Art and Advertising Make Strange Bedfellows in 'Greatest Movie Ever Sold'
It’s not easy to root for Morgan Spurlock. He laughs too hard at his own jokes. He seems condescending. And he is, at times, a master of the obvious.
Who would have guessed that a steady diet of fatty foods and a strictly observed regimen of zero exercise could result in long-term weight gain? Spurlock turned that novel notion into Super-Size Me (2004) before returning to theaters four years later to ask a question – Where in the World Is Osama bin Laden? – that he didn’t really try to answer.
In Pom Wonderful Presents: The Greatest Movie Ever Sold, the ginger-haired provocateur has pulled off not only at his most intriguing experiment to date, exploring the gamy world of product placement and money in movies, but also his most entertaining documentary. Still, he remains a polarizing figure, coyly worrying that he has turned sellout, and feigning outrage at the not-so-startling idea that his corporate sponsors might want some measure of control over the movie they’re paying for.

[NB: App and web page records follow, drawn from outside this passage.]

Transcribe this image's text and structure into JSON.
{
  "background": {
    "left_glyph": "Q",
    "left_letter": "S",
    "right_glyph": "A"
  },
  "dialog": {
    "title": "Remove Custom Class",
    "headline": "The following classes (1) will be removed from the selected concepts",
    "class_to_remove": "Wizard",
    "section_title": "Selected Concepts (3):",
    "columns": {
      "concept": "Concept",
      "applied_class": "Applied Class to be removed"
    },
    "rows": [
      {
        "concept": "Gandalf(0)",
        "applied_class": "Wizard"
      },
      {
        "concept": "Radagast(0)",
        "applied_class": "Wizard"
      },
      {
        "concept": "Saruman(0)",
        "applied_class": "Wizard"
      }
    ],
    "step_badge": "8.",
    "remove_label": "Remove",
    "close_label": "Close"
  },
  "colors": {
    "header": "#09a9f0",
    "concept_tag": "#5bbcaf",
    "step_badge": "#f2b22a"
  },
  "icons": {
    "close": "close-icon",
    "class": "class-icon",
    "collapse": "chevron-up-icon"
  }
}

Perhaps Peter Berg, who created NBC’s Friday Night Lights after directing the 2004 big-screen version, puts it most succinctly, acknowledging General Electric as his boss before adding, “They don’t give a flying fuck about art.” No surprise there, but if artists jump in bed with advertisers, is it really so infuriating for the money guys to expect some return on their investment?
Spurlock, who balks at the elaborate contracts he has to sign before taking cash from corporations including JetBlue, Ban deodorant and, of course, pomegranate juicers Pom Wonderful, seems to think so. As he learns the art of compromise, he feels ownership of his product slipping away. (Cue Charlie Sheen: “Duh! You’re selling it!”) He even seeks advice from longtime consumer advocate Ralph Nader before playfully treating the former presidential hopeful to a plug for Merrell footwear.

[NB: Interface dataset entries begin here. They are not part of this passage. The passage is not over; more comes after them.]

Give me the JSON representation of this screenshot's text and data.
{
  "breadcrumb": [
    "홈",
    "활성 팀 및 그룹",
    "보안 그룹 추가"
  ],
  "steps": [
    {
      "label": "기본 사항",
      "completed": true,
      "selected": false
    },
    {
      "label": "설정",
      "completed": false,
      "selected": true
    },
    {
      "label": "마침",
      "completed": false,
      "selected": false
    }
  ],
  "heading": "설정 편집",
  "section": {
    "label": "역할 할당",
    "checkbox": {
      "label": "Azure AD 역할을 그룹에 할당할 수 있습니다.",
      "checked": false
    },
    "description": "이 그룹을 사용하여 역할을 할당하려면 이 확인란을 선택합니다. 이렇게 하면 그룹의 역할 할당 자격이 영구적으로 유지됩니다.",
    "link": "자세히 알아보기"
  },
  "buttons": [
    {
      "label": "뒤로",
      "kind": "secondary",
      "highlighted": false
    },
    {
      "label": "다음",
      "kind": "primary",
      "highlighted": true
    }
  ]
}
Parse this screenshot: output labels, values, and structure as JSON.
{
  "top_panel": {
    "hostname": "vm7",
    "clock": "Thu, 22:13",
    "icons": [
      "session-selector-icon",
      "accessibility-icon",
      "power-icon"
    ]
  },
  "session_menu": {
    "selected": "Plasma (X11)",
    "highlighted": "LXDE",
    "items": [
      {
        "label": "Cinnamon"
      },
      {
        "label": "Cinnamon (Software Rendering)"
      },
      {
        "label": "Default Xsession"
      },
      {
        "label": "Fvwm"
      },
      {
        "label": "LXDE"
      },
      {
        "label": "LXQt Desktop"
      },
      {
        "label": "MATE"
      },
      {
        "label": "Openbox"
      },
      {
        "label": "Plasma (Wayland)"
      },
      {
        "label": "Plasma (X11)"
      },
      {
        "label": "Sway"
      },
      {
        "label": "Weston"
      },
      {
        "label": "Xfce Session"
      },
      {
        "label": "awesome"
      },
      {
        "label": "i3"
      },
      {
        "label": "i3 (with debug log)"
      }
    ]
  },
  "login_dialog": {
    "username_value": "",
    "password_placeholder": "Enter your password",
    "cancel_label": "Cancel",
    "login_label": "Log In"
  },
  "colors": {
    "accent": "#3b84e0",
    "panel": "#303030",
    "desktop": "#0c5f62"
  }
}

For all his supposed anxiety about his integrity, Spurlock is merely being forthright (mostly) about the practice of trading power for money that Hollywood directors have relied on for decades. How else can indie auteurs compete? Can Spurlock inundate the market with enough self-promotion to meet his backers’ demands? And is Pom really wonderful?
Spurlock’s conclusion – that advertising permeates our movies as much as it does our lives – isn’t likely to lead the evening news. But in trying to sell advertisers shares of a movie about the realities of product placement, he cleverly frames Greatest Movie as a natural underdog, dismissed by the Volkswagens and Taco Bells of the world, but courted, however cautiously, by smaller players looking to get in the game.

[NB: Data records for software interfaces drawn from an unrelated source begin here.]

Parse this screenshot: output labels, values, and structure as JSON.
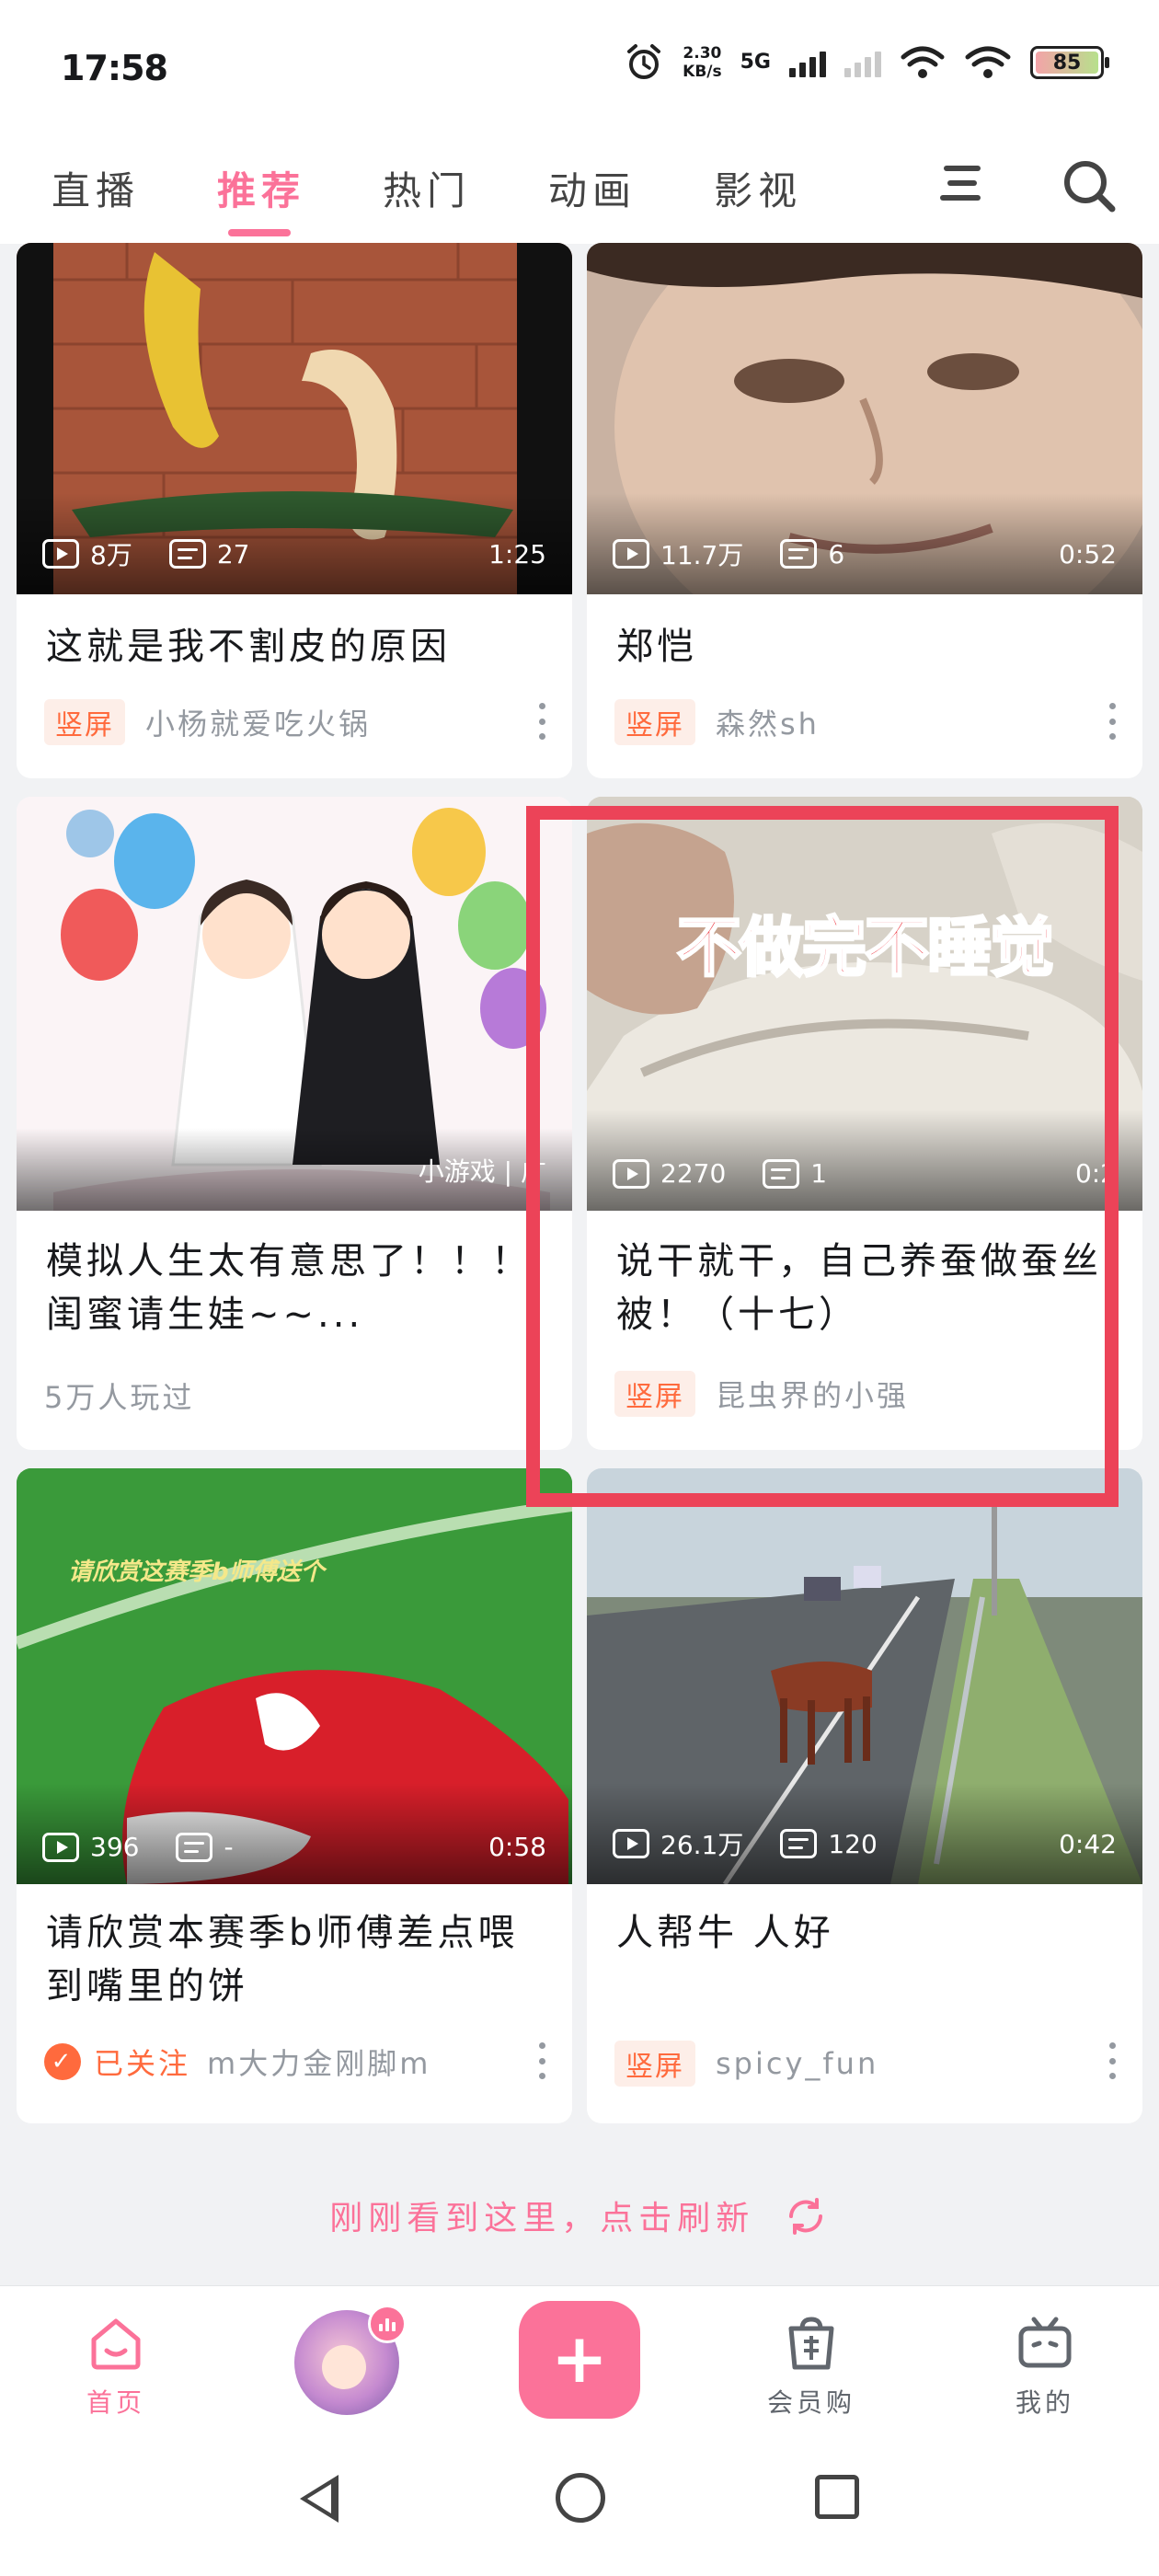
{
  "status_bar": {
    "time": "17:58",
    "net_speed_value": "2.30",
    "net_speed_unit": "KB/s",
    "network": "5G",
    "battery": "85"
  },
  "top_tabs": [
    "直播",
    "推荐",
    "热门",
    "动画",
    "影视"
  ],
  "active_tab": "推荐",
  "feed": [
    {
      "views": "8万",
      "danmaku": "27",
      "duration": "1:25",
      "title": "这就是我不割皮的原因",
      "badge": "竖屏",
      "author": "小杨就爱吃火锅"
    },
    {
      "views": "11.7万",
      "danmaku": "6",
      "duration": "0:52",
      "title": "郑恺",
      "badge": "竖屏",
      "author": "森然sh"
    },
    {
      "overlay_text": "小游戏 | 广",
      "title": "模拟人生太有意思了！！！闺蜜请生娃~~...",
      "sub": "5万人玩过"
    },
    {
      "caption": "不做完不睡觉",
      "views": "2270",
      "danmaku": "1",
      "duration": "0:2",
      "title": "说干就干，自己养蚕做蚕丝被！（十七）",
      "badge": "竖屏",
      "author": "昆虫界的小强"
    },
    {
      "caption": "请欣赏这赛季b师傅送个",
      "views": "396",
      "danmaku": "-",
      "duration": "0:58",
      "title": "请欣赏本赛季b师傅差点喂到嘴里的饼",
      "followed_label": "已关注",
      "author": "m大力金刚脚m"
    },
    {
      "views": "26.1万",
      "danmaku": "120",
      "duration": "0:42",
      "title": "人帮牛 人好",
      "badge": "竖屏",
      "author": "spicy_fun"
    }
  ],
  "refresh_text": "刚刚看到这里，点击刷新",
  "bottom_nav": {
    "home": "首页",
    "shop": "会员购",
    "mine": "我的"
  },
  "colors": {
    "accent": "#fb7299",
    "badge_text": "#ff6a3d",
    "highlight_box": "#ec4358"
  }
}
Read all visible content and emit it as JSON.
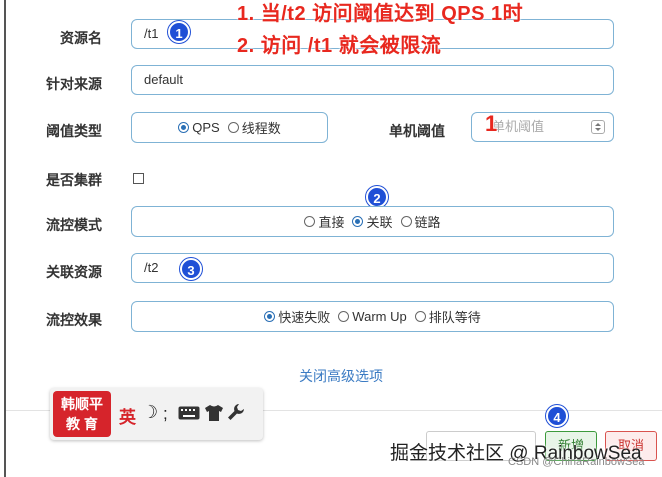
{
  "annotations": {
    "line1": "1. 当/t2 访问阈值达到 QPS 1时",
    "line2": "2. 访问 /t1 就会被限流"
  },
  "badges": {
    "b1": "1",
    "b2": "2",
    "b3": "3",
    "b4": "4",
    "threshold_note": "1"
  },
  "form": {
    "resource_name": {
      "label": "资源名",
      "value": "/t1"
    },
    "limit_app": {
      "label": "针对来源",
      "value": "default"
    },
    "grade": {
      "label": "阈值类型",
      "options": [
        "QPS",
        "线程数"
      ],
      "selected": "QPS"
    },
    "threshold": {
      "label": "单机阈值",
      "placeholder": "单机阈值"
    },
    "cluster": {
      "label": "是否集群"
    },
    "strategy": {
      "label": "流控模式",
      "options": [
        "直接",
        "关联",
        "链路"
      ],
      "selected": "关联"
    },
    "ref_resource": {
      "label": "关联资源",
      "value": "/t2"
    },
    "control_behavior": {
      "label": "流控效果",
      "options": [
        "快速失败",
        "Warm Up",
        "排队等待"
      ],
      "selected": "快速失败"
    }
  },
  "advanced_toggle": "关闭高级选项",
  "ime": {
    "logo_line1": "韩顺平",
    "logo_line2": "教 育",
    "lang": "英",
    "moon": "☽",
    "punct": ";"
  },
  "watermark": {
    "main": "掘金技术社区 @ RainbowSea",
    "small": "CSDN @ChinaRainbowSea"
  },
  "buttons": {
    "add": "新增",
    "cancel": "取消"
  },
  "colors": {
    "annotation": "#e8281f",
    "badge": "#1f4fd6",
    "link": "#3b7bc3",
    "input_border": "#7fb3d5",
    "radio_checked": "#2a6fb5"
  }
}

How Spurlock shamelessly intertwines a loose, lightly amusing narrative with the endorsements he promises clients is part of the fun, and he shrewdly uses a small portion of his budget to purchase ad space outside the cash-poor public schools of Florida’s Broward County. It’s an easy cause to get behind, and it adds weight to a movie that seems to exist, at least in the early going, as an excuse for Spurlock to pitch his product using wacky props and meaningless catchphrases.
It would be interesting to see what Spurlock could do with a more challenging thesis, and something harder to ridicule than corporate greed in pop culture. He takes us to São Paulo, Brazil, where a ban on billboards has made the city a prettier place to live. He chats with Donald Trump, who advises selling out whenever possible. But rarely does he seem to take risks, beyond bathing with a Shetland pony, as part of a jokey spot for Tail 'n Mane hair-care products.
Yet he never runs short of good humor, and even provides a bit of insight into the making of movies, like last year’s Iron Man 2, that feed off corporate sponsors to strengthen their brand. Luckily for Spurlock, Greatest Movie is aiming for only a tiny fraction of the profits such summer tentpoles are expected to earn. (His backers do insist, however, that the film make at least $10 million.)
Based on the strength of Greatest Movie, and the promotional campaign – unprecedented for a modestly budgeted documentary – that features his beaming mug on a series of Sheetz gas-station collector’s cups, $10 million should be well within Spurlocks’s grasp. And if it isn’t, perhaps he can get his soul reappraised. It’s still intact, after all, despite his brief flirtation with life as a corporate whore.